The Institute for Conservation and Restoration (IBR) is responsible for the valuable and unique collections of the Bayerische Staatsbibliothek and other Bavarian libraries. Thus, the conservation projects mainly involve medieval manuscripts, incunabula, rare books, music manuscripts and historical sheet music, atlases and maps, as well as the personal documents of famous individuals. However, various objects from other cultures, e.g., palm leaf manuscripts, are treated as well. Professional conservation of these unique objects requires excellent skills and comprehensive knowledge of suitable methods of conservation and the ethics of conservation.
In contrast to museum objects presented in showcases, books are always subjected to a high degree of mechanical stress: A book is not only viewed from the outside, but its content, including the text and artistic design, are at the center of interest. As a result, book conservation requires us to combine conservation with usability of the book. Moreover, different objects have been impacted by different types of damage, meaning that suitable conservation procedures need to be decided upon on a case-by-case basis.
In medieval book illumination, for example, different types of damage may impact the painting layer over the course of centuries.
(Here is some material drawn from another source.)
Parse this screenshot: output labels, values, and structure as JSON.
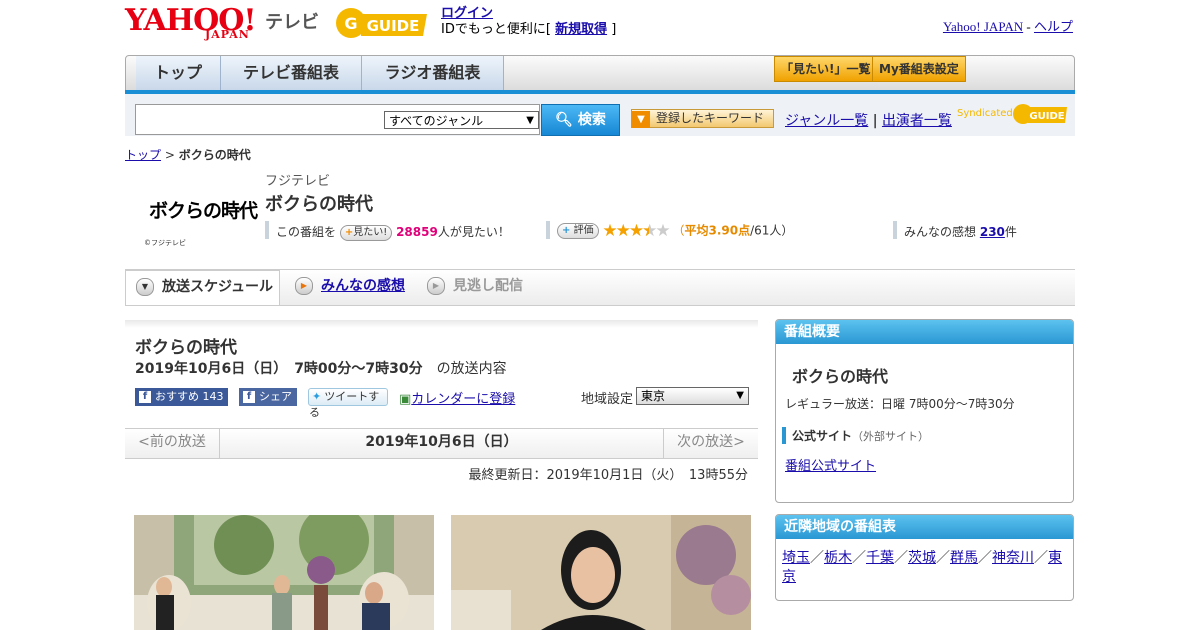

Tears, cracks or abrasion are a threat to the splendidly designed pages. The causes of these types of damage may be the painting technique, the materials, as well as external influences. To consolidate the painting layer, stability tests are first carried out under the microscope, by minimally touching the paint flakes with a very fine paint brush. If, on the one hand, the paint flakes are labile, sturgeon glue (isinglass) is applied with a brush. On the other hand, if the surface is powdery, the glue is applied in form of an aerosol.
The IBR has researched and further developed a large variety of conservation techniques for paper, parchment, as well as ink and dye damages. Thus, missing pieces in the paper can be replaced inconspicuously today. For this purpose, it is key to exactly determine both the color of the paper and the size of the missing piece to be amended. Accurate color values and precise measurements of the thickness and required dimensions of the paper to be replaced allow us to produce a perfect complement of the paper based on differentially dyed fibres.
A further common type of damage to manuscripts and coloured pages consists in the deterioration of the parchment or paper caused by metal ions and acids in inks and paints. Such objects are particularly vulnerable where the writing is based on iron gall ink, and where paintings are based on copper-containing pigments. The parts in question become brittle and erosion occurs, while the harmful substances keep advancing into previously undamaged areas. Since moisture would further accelerate the deterioration, we developed a method in which damaged areas are laminated with an acrylate-coated, extremely thin Japanese tissue paper. Using this method, we can both prevent further ingress of moisture and stabilize the areas in danger of being lost. Following the conservation, a digital copy of the book can be produced for further use, ensuring that the original work is protected from further mechanical stress.